**How to complete this task**
Each line of the records that follow must come back exactly, with pictures skipped.

**Input data**
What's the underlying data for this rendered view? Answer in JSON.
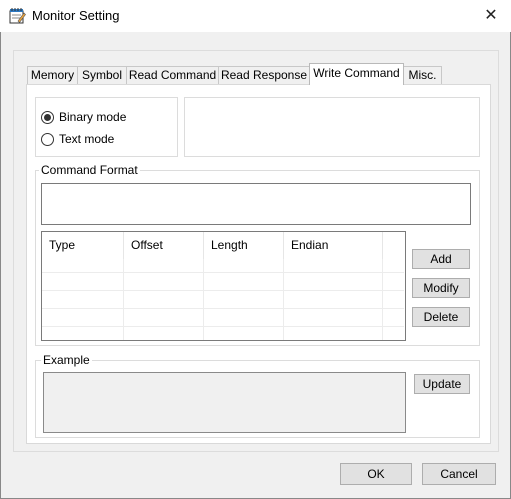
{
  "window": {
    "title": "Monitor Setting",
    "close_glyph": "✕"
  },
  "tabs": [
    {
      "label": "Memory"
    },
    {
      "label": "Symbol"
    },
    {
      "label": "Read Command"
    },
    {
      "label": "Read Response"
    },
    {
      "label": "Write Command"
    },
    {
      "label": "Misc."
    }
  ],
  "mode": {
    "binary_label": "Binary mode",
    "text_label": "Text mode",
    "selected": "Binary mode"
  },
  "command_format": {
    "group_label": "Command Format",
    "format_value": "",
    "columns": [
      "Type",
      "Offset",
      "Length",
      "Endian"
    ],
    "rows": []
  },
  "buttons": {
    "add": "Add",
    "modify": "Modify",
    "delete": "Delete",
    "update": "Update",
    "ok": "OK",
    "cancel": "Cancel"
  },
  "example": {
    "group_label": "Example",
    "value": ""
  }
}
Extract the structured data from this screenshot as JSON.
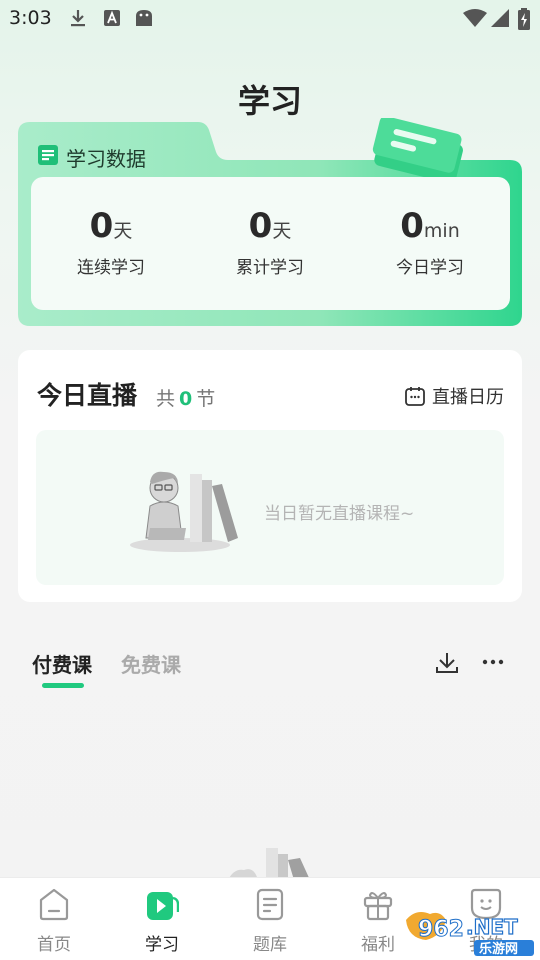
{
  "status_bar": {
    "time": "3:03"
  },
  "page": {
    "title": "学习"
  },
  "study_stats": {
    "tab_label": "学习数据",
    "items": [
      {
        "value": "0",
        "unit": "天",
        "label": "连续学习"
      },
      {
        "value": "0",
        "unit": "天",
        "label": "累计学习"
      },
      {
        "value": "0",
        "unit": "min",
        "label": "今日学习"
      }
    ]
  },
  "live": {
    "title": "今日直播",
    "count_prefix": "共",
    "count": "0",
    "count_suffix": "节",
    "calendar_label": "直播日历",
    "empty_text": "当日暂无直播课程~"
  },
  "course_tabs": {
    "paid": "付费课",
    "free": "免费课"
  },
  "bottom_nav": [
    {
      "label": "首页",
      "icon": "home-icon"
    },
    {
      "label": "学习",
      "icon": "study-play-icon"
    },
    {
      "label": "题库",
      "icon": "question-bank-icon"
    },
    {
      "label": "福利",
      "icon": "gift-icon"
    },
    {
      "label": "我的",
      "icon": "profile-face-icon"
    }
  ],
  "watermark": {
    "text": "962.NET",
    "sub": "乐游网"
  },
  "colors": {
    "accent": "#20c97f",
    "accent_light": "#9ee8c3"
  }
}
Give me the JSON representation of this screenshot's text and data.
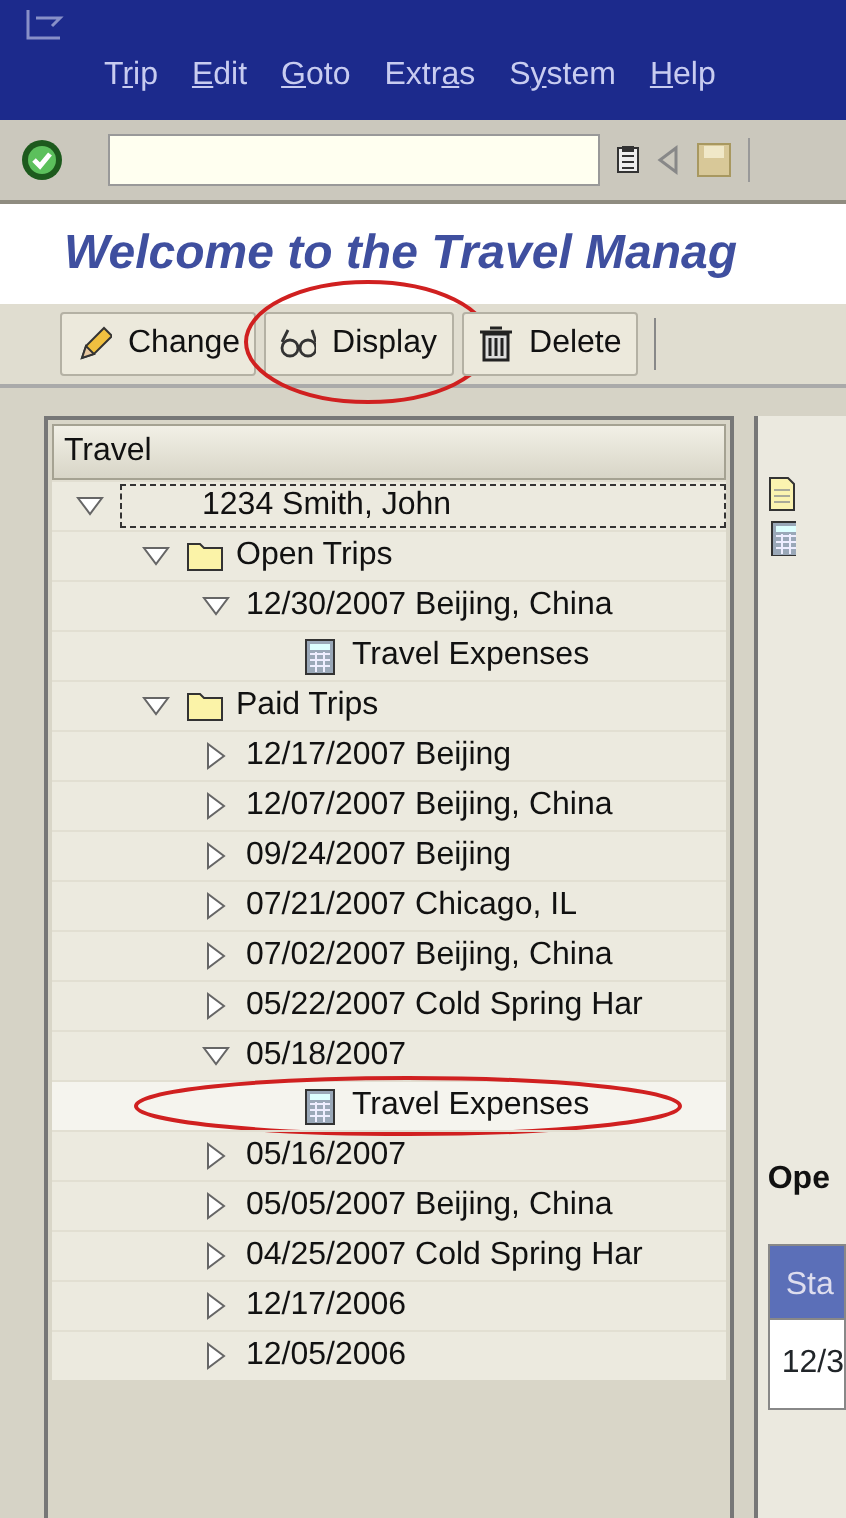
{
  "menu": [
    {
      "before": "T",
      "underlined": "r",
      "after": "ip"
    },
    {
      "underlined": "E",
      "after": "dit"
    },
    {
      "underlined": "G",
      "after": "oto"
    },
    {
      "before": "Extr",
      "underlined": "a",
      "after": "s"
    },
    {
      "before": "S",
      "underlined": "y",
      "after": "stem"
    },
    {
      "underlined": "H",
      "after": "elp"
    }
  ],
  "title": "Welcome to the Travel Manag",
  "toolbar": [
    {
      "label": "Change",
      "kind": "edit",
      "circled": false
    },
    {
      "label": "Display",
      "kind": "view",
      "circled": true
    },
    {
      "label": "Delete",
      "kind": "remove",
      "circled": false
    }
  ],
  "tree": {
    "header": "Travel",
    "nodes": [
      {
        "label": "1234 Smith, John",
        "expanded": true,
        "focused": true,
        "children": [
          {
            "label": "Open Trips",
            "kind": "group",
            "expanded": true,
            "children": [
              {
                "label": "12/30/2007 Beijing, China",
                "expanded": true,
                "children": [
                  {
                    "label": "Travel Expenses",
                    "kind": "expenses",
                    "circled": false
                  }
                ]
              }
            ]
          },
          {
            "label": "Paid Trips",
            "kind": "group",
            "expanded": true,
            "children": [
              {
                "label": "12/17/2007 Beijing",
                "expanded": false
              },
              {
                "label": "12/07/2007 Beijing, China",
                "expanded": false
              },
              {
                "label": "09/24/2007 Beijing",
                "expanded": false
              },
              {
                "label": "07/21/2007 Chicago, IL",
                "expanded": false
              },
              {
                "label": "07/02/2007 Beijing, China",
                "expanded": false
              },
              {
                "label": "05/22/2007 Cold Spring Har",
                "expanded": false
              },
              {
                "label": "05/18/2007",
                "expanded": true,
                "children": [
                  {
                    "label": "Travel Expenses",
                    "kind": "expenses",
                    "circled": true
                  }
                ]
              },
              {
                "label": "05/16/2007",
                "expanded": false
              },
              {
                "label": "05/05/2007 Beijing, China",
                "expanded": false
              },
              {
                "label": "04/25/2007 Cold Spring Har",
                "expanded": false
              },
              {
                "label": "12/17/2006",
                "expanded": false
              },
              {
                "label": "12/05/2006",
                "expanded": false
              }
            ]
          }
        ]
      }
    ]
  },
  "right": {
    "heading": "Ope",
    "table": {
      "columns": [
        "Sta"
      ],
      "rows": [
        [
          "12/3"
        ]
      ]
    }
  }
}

**The answer**
What's the underlying data for this rendered view? Answer in JSON.
{
  "window": {
    "title": "Monitor Setting",
    "close_glyph": "✕"
  },
  "tabs": [
    {
      "label": "Memory"
    },
    {
      "label": "Symbol"
    },
    {
      "label": "Read Command"
    },
    {
      "label": "Read Response"
    },
    {
      "label": "Write Command"
    },
    {
      "label": "Misc."
    }
  ],
  "mode": {
    "binary_label": "Binary mode",
    "text_label": "Text mode",
    "selected": "Binary mode"
  },
  "command_format": {
    "group_label": "Command Format",
    "format_value": "",
    "columns": [
      "Type",
      "Offset",
      "Length",
      "Endian"
    ],
    "rows": []
  },
  "buttons": {
    "add": "Add",
    "modify": "Modify",
    "delete": "Delete",
    "update": "Update",
    "ok": "OK",
    "cancel": "Cancel"
  },
  "example": {
    "group_label": "Example",
    "value": ""
  }
}
Extract the structured data from this screenshot as JSON.
{
  "status_bar": {
    "time": "3:03"
  },
  "page": {
    "title": "学习"
  },
  "study_stats": {
    "tab_label": "学习数据",
    "items": [
      {
        "value": "0",
        "unit": "天",
        "label": "连续学习"
      },
      {
        "value": "0",
        "unit": "天",
        "label": "累计学习"
      },
      {
        "value": "0",
        "unit": "min",
        "label": "今日学习"
      }
    ]
  },
  "live": {
    "title": "今日直播",
    "count_prefix": "共",
    "count": "0",
    "count_suffix": "节",
    "calendar_label": "直播日历",
    "empty_text": "当日暂无直播课程~"
  },
  "course_tabs": {
    "paid": "付费课",
    "free": "免费课"
  },
  "bottom_nav": [
    {
      "label": "首页",
      "icon": "home-icon"
    },
    {
      "label": "学习",
      "icon": "study-play-icon"
    },
    {
      "label": "题库",
      "icon": "question-bank-icon"
    },
    {
      "label": "福利",
      "icon": "gift-icon"
    },
    {
      "label": "我的",
      "icon": "profile-face-icon"
    }
  ],
  "watermark": {
    "text": "962.NET",
    "sub": "乐游网"
  },
  "colors": {
    "accent": "#20c97f",
    "accent_light": "#9ee8c3"
  }
}
Give me the JSON representation of this screenshot's text and data.
{
  "menu": [
    {
      "before": "T",
      "underlined": "r",
      "after": "ip"
    },
    {
      "underlined": "E",
      "after": "dit"
    },
    {
      "underlined": "G",
      "after": "oto"
    },
    {
      "before": "Extr",
      "underlined": "a",
      "after": "s"
    },
    {
      "before": "S",
      "underlined": "y",
      "after": "stem"
    },
    {
      "underlined": "H",
      "after": "elp"
    }
  ],
  "title": "Welcome to the Travel Manag",
  "toolbar": [
    {
      "label": "Change",
      "kind": "edit",
      "circled": false
    },
    {
      "label": "Display",
      "kind": "view",
      "circled": true
    },
    {
      "label": "Delete",
      "kind": "remove",
      "circled": false
    }
  ],
  "tree": {
    "header": "Travel",
    "nodes": [
      {
        "label": "1234 Smith, John",
        "expanded": true,
        "focused": true,
        "children": [
          {
            "label": "Open Trips",
            "kind": "group",
            "expanded": true,
            "children": [
              {
                "label": "12/30/2007 Beijing, China",
                "expanded": true,
                "children": [
                  {
                    "label": "Travel Expenses",
                    "kind": "expenses",
                    "circled": false
                  }
                ]
              }
            ]
          },
          {
            "label": "Paid Trips",
            "kind": "group",
            "expanded": true,
            "children": [
              {
                "label": "12/17/2007 Beijing",
                "expanded": false
              },
              {
                "label": "12/07/2007 Beijing, China",
                "expanded": false
              },
              {
                "label": "09/24/2007 Beijing",
                "expanded": false
              },
              {
                "label": "07/21/2007 Chicago, IL",
                "expanded": false
              },
              {
                "label": "07/02/2007 Beijing, China",
                "expanded": false
              },
              {
                "label": "05/22/2007 Cold Spring Har",
                "expanded": false
              },
              {
                "label": "05/18/2007",
                "expanded": true,
                "children": [
                  {
                    "label": "Travel Expenses",
                    "kind": "expenses",
                    "circled": true
                  }
                ]
              },
              {
                "label": "05/16/2007",
                "expanded": false
              },
              {
                "label": "05/05/2007 Beijing, China",
                "expanded": false
              },
              {
                "label": "04/25/2007 Cold Spring Har",
                "expanded": false
              },
              {
                "label": "12/17/2006",
                "expanded": false
              },
              {
                "label": "12/05/2006",
                "expanded": false
              }
            ]
          }
        ]
      }
    ]
  },
  "right": {
    "heading": "Ope",
    "table": {
      "columns": [
        "Sta"
      ],
      "rows": [
        [
          "12/3"
        ]
      ]
    }
  }
}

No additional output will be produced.